** Opening PROVIDED DATA block **

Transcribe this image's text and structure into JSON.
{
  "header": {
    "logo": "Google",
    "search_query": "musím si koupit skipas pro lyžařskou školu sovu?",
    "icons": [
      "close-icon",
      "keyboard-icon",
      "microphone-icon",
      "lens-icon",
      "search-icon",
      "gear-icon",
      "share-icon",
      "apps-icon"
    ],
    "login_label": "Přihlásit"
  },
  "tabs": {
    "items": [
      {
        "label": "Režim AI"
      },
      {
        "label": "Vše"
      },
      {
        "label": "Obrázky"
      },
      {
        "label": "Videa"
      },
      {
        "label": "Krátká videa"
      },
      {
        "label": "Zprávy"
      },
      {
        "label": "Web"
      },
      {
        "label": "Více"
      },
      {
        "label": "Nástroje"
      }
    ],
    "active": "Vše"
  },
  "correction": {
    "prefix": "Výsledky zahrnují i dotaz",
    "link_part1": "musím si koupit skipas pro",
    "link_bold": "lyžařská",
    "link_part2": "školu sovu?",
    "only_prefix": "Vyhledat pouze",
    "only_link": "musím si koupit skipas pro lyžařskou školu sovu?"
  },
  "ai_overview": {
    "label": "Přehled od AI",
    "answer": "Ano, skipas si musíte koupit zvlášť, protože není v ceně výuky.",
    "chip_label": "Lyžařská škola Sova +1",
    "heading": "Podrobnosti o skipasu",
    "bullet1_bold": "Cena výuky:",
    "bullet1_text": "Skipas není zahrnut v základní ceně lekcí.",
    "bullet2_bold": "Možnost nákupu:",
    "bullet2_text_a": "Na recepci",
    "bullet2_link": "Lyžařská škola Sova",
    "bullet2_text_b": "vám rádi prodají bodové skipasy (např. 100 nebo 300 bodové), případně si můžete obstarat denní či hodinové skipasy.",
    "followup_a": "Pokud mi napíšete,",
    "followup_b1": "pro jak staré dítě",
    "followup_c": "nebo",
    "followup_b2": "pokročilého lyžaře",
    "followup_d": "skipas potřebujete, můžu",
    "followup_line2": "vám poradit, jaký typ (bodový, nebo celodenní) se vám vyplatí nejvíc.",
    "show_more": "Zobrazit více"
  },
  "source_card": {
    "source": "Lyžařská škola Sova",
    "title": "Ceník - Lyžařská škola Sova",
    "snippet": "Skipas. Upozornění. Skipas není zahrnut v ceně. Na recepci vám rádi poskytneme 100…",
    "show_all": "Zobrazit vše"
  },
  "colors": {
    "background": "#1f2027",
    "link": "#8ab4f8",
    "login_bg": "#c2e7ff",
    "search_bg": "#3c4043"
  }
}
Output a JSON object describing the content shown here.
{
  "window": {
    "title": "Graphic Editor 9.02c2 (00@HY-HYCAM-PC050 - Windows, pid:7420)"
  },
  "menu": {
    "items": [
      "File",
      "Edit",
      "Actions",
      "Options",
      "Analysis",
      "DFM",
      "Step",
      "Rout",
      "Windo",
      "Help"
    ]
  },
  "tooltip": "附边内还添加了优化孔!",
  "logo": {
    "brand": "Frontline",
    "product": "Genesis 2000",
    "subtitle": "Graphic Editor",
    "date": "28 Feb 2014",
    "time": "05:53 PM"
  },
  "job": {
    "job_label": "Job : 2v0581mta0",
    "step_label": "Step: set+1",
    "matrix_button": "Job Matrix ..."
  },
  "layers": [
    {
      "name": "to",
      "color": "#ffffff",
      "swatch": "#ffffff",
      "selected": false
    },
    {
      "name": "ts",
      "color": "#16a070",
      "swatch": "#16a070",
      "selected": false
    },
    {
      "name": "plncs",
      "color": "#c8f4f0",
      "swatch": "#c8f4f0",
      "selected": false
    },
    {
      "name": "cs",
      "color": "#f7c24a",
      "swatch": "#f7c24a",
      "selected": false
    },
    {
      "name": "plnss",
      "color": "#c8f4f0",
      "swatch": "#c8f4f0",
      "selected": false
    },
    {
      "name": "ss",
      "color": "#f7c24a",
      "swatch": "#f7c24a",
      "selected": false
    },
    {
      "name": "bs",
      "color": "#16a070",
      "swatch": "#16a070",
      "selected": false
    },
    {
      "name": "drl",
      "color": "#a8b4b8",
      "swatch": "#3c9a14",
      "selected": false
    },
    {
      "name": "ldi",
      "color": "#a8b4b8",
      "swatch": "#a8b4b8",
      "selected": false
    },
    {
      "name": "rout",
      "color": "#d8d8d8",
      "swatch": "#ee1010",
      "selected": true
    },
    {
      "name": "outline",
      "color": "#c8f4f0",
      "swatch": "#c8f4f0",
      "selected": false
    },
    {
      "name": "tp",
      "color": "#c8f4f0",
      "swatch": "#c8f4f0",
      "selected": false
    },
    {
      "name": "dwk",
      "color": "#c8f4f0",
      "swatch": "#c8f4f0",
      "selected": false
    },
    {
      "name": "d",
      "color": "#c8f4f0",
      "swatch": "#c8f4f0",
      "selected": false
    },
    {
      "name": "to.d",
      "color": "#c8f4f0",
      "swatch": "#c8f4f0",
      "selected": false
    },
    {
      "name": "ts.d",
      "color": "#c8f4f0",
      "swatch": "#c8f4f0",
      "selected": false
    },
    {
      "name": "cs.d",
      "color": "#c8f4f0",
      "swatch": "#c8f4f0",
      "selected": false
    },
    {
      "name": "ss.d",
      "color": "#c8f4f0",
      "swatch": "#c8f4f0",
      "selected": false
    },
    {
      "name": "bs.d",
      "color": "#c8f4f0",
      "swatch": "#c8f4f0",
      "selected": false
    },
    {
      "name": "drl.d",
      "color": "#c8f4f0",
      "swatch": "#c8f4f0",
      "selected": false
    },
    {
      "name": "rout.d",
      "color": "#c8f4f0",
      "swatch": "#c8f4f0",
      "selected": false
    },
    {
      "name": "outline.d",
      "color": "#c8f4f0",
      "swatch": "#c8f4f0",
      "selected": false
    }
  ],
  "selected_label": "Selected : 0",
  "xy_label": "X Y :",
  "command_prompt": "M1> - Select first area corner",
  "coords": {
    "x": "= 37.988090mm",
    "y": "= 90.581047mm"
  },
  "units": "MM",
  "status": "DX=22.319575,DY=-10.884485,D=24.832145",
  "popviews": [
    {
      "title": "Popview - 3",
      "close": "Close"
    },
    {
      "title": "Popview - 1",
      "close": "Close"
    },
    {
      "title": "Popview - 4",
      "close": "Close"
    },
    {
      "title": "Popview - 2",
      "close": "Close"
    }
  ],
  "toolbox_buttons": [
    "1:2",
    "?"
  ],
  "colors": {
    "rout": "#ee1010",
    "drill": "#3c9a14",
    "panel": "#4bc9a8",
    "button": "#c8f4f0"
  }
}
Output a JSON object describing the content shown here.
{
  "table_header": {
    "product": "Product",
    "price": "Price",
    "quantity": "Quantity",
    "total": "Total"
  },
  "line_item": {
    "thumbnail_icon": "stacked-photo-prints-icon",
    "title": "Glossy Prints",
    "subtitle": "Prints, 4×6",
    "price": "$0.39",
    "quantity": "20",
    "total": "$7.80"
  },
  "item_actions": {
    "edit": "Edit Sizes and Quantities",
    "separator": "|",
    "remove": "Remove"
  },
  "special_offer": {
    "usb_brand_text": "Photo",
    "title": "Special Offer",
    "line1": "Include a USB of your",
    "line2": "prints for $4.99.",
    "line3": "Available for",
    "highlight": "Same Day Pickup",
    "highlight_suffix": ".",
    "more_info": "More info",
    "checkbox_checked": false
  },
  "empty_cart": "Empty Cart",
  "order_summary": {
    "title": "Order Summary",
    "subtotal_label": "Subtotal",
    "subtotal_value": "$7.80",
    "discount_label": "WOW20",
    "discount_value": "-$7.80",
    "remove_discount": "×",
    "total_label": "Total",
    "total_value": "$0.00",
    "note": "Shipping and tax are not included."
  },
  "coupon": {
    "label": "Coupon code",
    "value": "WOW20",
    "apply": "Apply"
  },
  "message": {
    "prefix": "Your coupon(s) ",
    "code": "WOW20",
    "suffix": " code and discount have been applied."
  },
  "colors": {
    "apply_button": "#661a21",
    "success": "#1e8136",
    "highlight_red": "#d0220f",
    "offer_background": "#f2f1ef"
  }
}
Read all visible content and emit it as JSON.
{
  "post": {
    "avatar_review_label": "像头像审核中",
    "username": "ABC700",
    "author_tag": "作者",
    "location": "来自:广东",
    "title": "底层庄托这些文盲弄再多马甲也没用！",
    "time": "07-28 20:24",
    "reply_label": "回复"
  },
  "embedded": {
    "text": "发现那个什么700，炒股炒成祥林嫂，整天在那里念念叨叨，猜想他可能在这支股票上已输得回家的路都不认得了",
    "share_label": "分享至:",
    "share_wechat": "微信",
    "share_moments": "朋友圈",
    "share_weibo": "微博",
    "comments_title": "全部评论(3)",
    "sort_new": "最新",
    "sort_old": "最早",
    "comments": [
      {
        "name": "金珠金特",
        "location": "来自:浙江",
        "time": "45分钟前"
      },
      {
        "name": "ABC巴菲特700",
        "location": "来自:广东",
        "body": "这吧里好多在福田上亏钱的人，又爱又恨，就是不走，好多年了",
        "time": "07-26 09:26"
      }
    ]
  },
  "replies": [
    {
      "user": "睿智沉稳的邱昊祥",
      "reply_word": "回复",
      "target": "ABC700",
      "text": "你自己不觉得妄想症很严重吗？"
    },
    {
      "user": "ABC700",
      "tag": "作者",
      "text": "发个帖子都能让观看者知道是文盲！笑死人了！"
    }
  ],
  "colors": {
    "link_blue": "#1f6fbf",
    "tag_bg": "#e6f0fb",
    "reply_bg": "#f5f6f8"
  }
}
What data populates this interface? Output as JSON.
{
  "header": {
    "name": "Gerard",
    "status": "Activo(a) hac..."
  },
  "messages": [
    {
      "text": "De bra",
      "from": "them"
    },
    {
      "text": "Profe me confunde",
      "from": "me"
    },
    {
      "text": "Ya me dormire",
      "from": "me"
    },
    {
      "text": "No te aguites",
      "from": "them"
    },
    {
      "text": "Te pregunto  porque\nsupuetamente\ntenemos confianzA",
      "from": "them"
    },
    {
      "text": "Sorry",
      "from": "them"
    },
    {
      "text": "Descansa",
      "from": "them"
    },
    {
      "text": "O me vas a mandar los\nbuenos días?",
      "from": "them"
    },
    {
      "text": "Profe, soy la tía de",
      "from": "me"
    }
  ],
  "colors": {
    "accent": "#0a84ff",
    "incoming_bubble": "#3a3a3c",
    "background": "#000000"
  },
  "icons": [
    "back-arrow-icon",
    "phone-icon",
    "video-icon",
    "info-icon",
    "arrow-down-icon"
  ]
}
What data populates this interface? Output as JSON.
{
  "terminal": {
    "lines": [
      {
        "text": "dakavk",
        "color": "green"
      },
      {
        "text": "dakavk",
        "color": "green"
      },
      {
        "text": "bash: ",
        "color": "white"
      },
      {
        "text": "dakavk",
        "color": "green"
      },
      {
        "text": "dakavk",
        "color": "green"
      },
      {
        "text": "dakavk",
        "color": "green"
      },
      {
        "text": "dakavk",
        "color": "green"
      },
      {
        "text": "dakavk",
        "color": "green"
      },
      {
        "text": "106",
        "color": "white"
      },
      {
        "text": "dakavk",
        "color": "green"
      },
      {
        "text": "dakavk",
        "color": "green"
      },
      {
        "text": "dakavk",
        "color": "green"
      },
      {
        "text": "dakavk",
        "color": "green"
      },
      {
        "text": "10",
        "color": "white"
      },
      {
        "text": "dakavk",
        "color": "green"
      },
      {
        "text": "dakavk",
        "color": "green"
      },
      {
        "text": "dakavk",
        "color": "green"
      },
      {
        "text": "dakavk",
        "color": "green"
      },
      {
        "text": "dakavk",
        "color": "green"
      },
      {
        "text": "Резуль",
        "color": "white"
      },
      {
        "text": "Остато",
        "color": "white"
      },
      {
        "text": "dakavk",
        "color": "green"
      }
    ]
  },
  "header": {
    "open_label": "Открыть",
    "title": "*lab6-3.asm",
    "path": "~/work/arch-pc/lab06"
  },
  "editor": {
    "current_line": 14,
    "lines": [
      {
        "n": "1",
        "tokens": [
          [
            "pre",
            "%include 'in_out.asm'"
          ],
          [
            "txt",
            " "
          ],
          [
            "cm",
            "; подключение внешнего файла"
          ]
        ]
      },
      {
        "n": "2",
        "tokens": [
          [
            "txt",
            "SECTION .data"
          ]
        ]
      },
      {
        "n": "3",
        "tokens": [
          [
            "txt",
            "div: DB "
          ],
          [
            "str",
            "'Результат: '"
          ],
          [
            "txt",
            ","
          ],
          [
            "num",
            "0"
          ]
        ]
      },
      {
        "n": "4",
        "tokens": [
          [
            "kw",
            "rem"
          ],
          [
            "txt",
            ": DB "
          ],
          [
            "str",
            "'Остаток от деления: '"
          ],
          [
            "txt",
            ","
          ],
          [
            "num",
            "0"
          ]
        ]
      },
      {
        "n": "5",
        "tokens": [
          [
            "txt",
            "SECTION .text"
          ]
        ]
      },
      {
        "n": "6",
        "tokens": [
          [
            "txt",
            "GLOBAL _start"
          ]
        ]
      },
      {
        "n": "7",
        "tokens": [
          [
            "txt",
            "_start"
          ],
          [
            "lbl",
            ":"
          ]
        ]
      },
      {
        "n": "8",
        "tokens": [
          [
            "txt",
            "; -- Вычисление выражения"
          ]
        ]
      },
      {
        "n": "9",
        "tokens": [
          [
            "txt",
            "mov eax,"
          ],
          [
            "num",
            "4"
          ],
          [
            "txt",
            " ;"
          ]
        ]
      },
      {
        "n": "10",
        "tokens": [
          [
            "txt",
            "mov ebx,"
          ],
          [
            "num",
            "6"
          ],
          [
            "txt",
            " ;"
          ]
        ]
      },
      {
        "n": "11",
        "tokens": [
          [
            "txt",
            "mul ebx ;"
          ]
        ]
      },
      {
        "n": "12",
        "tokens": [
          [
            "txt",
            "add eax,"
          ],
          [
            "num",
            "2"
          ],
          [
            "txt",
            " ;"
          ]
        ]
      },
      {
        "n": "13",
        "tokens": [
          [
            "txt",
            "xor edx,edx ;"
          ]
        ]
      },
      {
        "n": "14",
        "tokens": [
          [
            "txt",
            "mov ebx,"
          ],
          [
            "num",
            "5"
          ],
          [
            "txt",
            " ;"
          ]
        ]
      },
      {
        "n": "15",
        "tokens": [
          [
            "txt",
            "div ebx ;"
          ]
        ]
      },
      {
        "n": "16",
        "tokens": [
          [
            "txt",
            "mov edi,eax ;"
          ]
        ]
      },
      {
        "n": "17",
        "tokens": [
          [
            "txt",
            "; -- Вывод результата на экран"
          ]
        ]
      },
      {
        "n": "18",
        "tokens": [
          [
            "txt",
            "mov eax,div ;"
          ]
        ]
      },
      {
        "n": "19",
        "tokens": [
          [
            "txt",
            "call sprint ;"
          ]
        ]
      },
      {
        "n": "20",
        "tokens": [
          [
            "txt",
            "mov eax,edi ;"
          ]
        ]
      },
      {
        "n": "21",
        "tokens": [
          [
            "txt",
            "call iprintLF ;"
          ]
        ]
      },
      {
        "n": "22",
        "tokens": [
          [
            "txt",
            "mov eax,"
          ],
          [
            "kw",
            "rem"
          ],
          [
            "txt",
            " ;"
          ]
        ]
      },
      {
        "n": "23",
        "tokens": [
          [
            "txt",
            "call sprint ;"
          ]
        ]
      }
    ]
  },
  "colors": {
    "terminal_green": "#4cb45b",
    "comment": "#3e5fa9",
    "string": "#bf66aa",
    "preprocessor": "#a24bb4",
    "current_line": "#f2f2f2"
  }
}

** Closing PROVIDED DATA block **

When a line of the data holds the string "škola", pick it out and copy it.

> ANSWER TO THE PROBLEM:
    "chip_label": "Lyžařská škola Sova +1",
    "bullet2_link": "Lyžařská škola Sova",
    "source": "Lyžařská škola Sova",
    "title": "Ceník - Lyžařská škola Sova",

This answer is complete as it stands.